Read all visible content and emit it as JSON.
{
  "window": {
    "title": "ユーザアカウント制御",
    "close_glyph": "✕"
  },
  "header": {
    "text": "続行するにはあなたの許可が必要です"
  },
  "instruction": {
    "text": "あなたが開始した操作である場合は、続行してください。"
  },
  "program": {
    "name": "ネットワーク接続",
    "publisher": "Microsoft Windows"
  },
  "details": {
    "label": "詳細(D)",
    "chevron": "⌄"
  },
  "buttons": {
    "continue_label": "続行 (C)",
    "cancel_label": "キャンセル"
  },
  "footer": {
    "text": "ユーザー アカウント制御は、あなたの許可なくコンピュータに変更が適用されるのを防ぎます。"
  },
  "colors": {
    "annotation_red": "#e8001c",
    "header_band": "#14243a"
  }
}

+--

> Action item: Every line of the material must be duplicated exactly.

> Solution to this problem:
Read all visible content and emit it as JSON.
{
  "window": {
    "title": "ユーザアカウント制御",
    "close_glyph": "✕"
  },
  "header": {
    "text": "続行するにはあなたの許可が必要です"
  },
  "instruction": {
    "text": "あなたが開始した操作である場合は、続行してください。"
  },
  "program": {
    "name": "ネットワーク接続",
    "publisher": "Microsoft Windows"
  },
  "details": {
    "label": "詳細(D)",
    "chevron": "⌄"
  },
  "buttons": {
    "continue_label": "続行 (C)",
    "cancel_label": "キャンセル"
  },
  "footer": {
    "text": "ユーザー アカウント制御は、あなたの許可なくコンピュータに変更が適用されるのを防ぎます。"
  },
  "colors": {
    "annotation_red": "#e8001c",
    "header_band": "#14243a"
  }
}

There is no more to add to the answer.